|Thomas Jackson circa 1864. Note his downy facial hair and stylish hair.
UPDATE from Peter Stanes: T Jackson arrived at Bombay on board the "Malta" on 12 Dec 1864, not 20 Dec 1864. Hence his trip from Marseilles to Bombay took 22 days. The reference is on page 9 of the 6 Jan edition of Allen’s Indian Mail which you can find from the following link: Allen’s India Mail Vol XXIII, 1865.
You will see that the reference is to “Mr Jackson”, not “Mr T Jackson”. However, I am sure that this is the same person because the other passengers named are the same as those in the 21 Nov 1864 list.
"The Popular Overland Guide, hints to travellers by the overland route to India, Australia and China" which was printed in 1861 and gives an enormous amount of detail including the route which Thomas appears to have taken.... There is also a book called "The Overland Route from India" by Stanley Jepson, published by the Times of India Press, 1938 - India.
MY ADDED NOTES:
A number of the other JACKSON mentioned in Allen's India Mail concern a Lt. Col G. JACKSON - I have updated his info on the Doncaster JACKSON tree. Of tangential interest to me is that he and Thomas Jackson - a research focus of this blog - include the same heraldic elements - three shovellers - in their arms.
A few other names of people travelling at the same time as Jackson also caught my notice. Major Mauleverer was on the SOUTHAMPTON to CALCUTTA run, and Capt. & Mrs BOLTON were on the MARSEILLES to MALTA run.
I believe that the Major MAULEVERER referred to was Benjamin Bunbury Mauleverer (1824-) who fought in the Crimean war under Pennefather. SEE: Lyttleton Times 1855, and served in the 88th Foot (Connaught Rangers) at Sebastopol. He was a 1st cousin of Robert Lindsay MAULEVERER (1811-1850), a land agent who was murdered in Crossmaglen a few days after walking with the young Thomas Jackson.
Capt & Mrs. BOLTON are the parents of Capt. Charles James BOLTON, an opium clipper runner for Jardine Mattheson, and a brother-in law of Thomas JACKSON through his marriage to Louisa Caroline DARE.
- What did other travelers of the day notice and write about?
- What were the berths like in the various ships? One account says they were only five feet long. Bearing in mind that Thomas Jackson was six feet two, this can’t have been terribly comfortable.
- The meals? Most P& O ships of the day catered to the English diet. Are there any surviving menu cards?
- Are there news reports of passengers on this particular trip? Many lifelong friendships and business partnerships were forged on these lengthy voyages, so learning who Thomas travelled with could be extremely significant.
- What games did they play? I have later photos showing the family playing quoits aboard ship. There were also the ever-popular card games. Which ones?
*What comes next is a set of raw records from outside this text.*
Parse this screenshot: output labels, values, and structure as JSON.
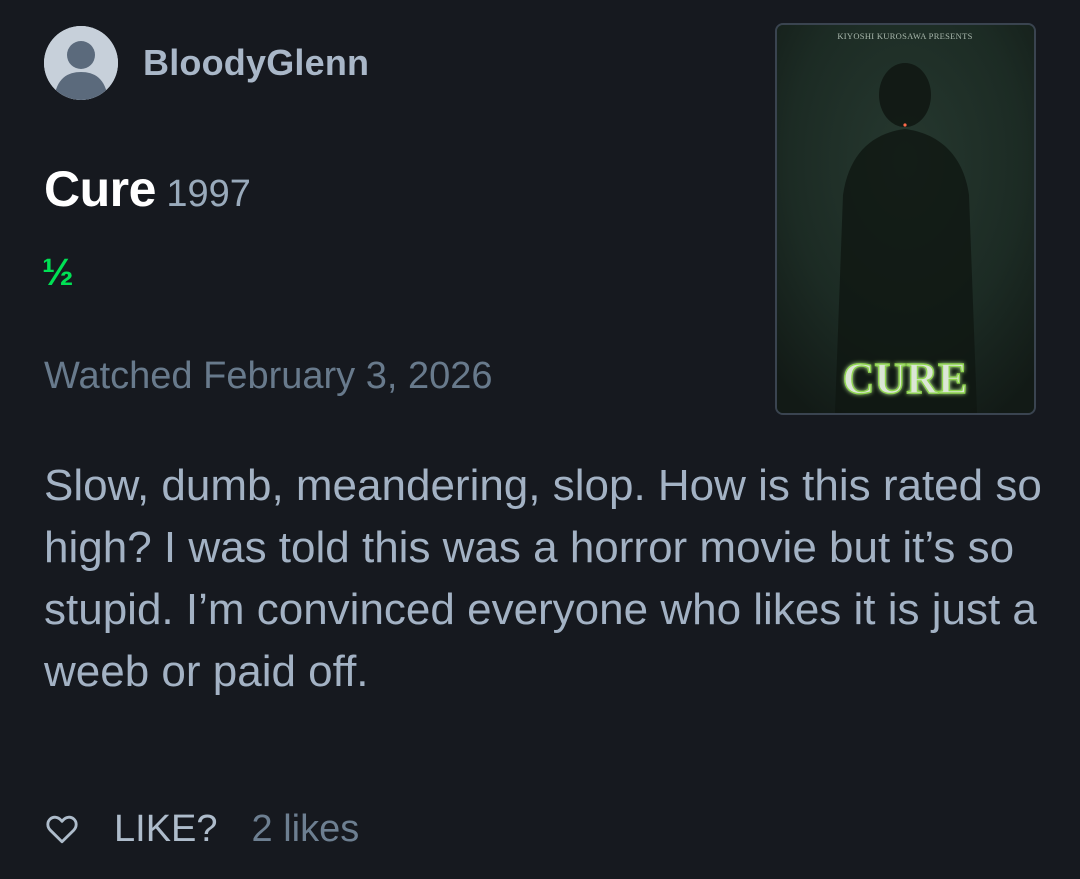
{
  "user": {
    "username": "BloodyGlenn"
  },
  "film": {
    "title": "Cure",
    "year": "1997",
    "rating_text": "½",
    "rating_stars": 0.5,
    "poster": {
      "top_text": "KIYOSHI KUROSAWA PRESENTS",
      "title_text": "CURE"
    }
  },
  "entry": {
    "watched": "Watched February 3, 2026",
    "review": "Slow, dumb, meandering, slop. How is this rated so high? I was told this was a horror movie but it’s so stupid. I’m convinced everyone who likes it is just a weeb or paid off."
  },
  "actions": {
    "like_label": "LIKE?",
    "likes_count": "2 likes",
    "like_icon": "heart-outline-icon"
  },
  "colors": {
    "background": "#16191f",
    "rating_green": "#00e054",
    "title_white": "#ffffff",
    "text_primary": "#a3b2c4",
    "text_muted": "#687a8c"
  }
}
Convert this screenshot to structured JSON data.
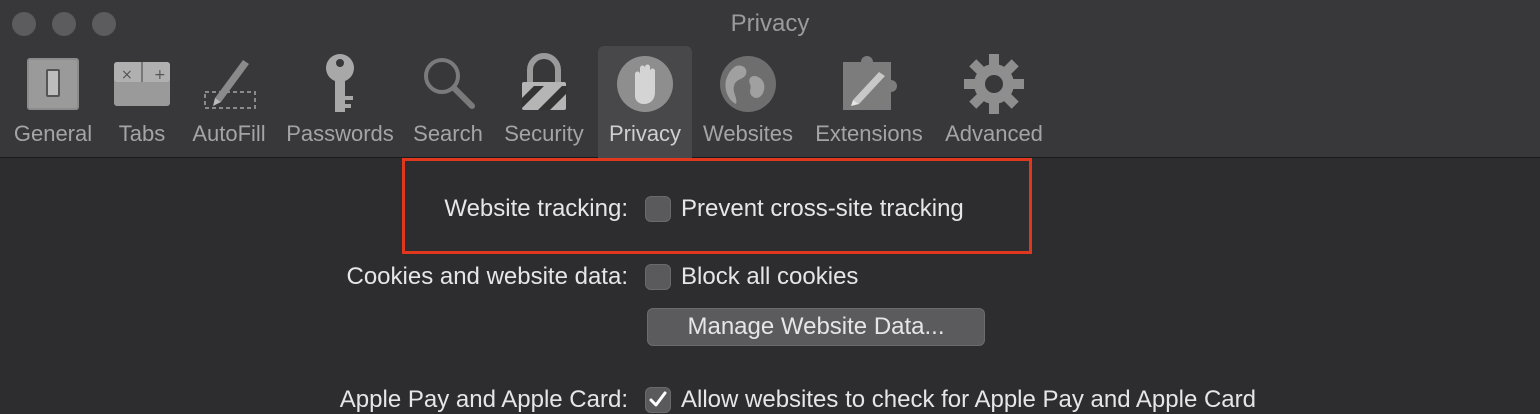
{
  "window": {
    "title": "Privacy"
  },
  "toolbar": {
    "tabs": [
      {
        "label": "General",
        "icon": "general-switch-icon"
      },
      {
        "label": "Tabs",
        "icon": "tabs-icon"
      },
      {
        "label": "AutoFill",
        "icon": "pencil-icon"
      },
      {
        "label": "Passwords",
        "icon": "key-icon"
      },
      {
        "label": "Search",
        "icon": "magnifier-icon"
      },
      {
        "label": "Security",
        "icon": "lock-icon"
      },
      {
        "label": "Privacy",
        "icon": "hand-icon",
        "selected": true
      },
      {
        "label": "Websites",
        "icon": "globe-icon"
      },
      {
        "label": "Extensions",
        "icon": "puzzle-icon"
      },
      {
        "label": "Advanced",
        "icon": "gear-icon"
      }
    ]
  },
  "settings": {
    "website_tracking": {
      "label": "Website tracking:",
      "option": "Prevent cross-site tracking",
      "checked": false
    },
    "cookies": {
      "label": "Cookies and website data:",
      "option": "Block all cookies",
      "checked": false,
      "button": "Manage Website Data..."
    },
    "apple_pay": {
      "label": "Apple Pay and Apple Card:",
      "option": "Allow websites to check for Apple Pay and Apple Card",
      "checked": true
    }
  },
  "colors": {
    "highlight": "#e0371f",
    "background": "#2d2d30",
    "toolbar": "#38383b"
  }
}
- How long did it usually take to sail from Kingston (now known as Dún Laoghaire) to London – or would he have stopped at Southampton or Folkestone and taken the train?
- What time of day did the ships leave?
- How much did they cost?
- Were there stop-offs – for example at Falmouth, or Portsmouth?
- Were there sleeping berths?
- What was the food like?
- How many passengers would be aboard?